## [What is needed]
Print the records exactly. Every mark must remain.

Interface dataset entries:
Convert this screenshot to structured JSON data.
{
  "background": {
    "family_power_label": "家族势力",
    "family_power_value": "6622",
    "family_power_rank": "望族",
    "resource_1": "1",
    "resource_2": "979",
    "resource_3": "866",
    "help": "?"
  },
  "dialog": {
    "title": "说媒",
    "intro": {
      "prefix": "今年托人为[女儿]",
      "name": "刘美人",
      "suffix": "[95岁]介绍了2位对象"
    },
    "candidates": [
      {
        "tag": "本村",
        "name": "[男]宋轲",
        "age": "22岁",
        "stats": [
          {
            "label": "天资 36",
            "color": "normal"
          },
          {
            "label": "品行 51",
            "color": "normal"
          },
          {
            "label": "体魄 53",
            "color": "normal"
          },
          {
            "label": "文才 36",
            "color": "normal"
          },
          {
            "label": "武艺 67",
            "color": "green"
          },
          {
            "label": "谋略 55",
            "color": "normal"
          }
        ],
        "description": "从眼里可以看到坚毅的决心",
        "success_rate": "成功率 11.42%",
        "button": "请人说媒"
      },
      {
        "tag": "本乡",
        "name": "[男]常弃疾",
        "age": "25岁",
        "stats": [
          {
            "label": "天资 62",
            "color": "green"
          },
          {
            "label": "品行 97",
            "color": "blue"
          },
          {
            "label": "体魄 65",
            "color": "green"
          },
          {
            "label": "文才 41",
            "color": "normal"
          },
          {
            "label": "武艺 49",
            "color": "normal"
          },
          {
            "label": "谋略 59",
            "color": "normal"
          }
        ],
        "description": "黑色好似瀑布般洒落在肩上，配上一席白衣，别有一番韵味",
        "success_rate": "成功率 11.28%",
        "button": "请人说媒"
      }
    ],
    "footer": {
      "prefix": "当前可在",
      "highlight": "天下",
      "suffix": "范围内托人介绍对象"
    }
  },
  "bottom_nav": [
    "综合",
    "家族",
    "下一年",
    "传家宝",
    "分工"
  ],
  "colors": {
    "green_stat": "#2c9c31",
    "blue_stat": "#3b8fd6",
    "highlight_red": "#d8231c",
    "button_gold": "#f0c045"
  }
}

## [Answer for this exercise]
Convert this screenshot to structured JSON data.
{
  "background": {
    "family_power_label": "家族势力",
    "family_power_value": "6622",
    "family_power_rank": "望族",
    "resource_1": "1",
    "resource_2": "979",
    "resource_3": "866",
    "help": "?"
  },
  "dialog": {
    "title": "说媒",
    "intro": {
      "prefix": "今年托人为[女儿]",
      "name": "刘美人",
      "suffix": "[95岁]介绍了2位对象"
    },
    "candidates": [
      {
        "tag": "本村",
        "name": "[男]宋轲",
        "age": "22岁",
        "stats": [
          {
            "label": "天资 36",
            "color": "normal"
          },
          {
            "label": "品行 51",
            "color": "normal"
          },
          {
            "label": "体魄 53",
            "color": "normal"
          },
          {
            "label": "文才 36",
            "color": "normal"
          },
          {
            "label": "武艺 67",
            "color": "green"
          },
          {
            "label": "谋略 55",
            "color": "normal"
          }
        ],
        "description": "从眼里可以看到坚毅的决心",
        "success_rate": "成功率 11.42%",
        "button": "请人说媒"
      },
      {
        "tag": "本乡",
        "name": "[男]常弃疾",
        "age": "25岁",
        "stats": [
          {
            "label": "天资 62",
            "color": "green"
          },
          {
            "label": "品行 97",
            "color": "blue"
          },
          {
            "label": "体魄 65",
            "color": "green"
          },
          {
            "label": "文才 41",
            "color": "normal"
          },
          {
            "label": "武艺 49",
            "color": "normal"
          },
          {
            "label": "谋略 59",
            "color": "normal"
          }
        ],
        "description": "黑色好似瀑布般洒落在肩上，配上一席白衣，别有一番韵味",
        "success_rate": "成功率 11.28%",
        "button": "请人说媒"
      }
    ],
    "footer": {
      "prefix": "当前可在",
      "highlight": "天下",
      "suffix": "范围内托人介绍对象"
    }
  },
  "bottom_nav": [
    "综合",
    "家族",
    "下一年",
    "传家宝",
    "分工"
  ],
  "colors": {
    "green_stat": "#2c9c31",
    "blue_stat": "#3b8fd6",
    "highlight_red": "#d8231c",
    "button_gold": "#f0c045"
  }
}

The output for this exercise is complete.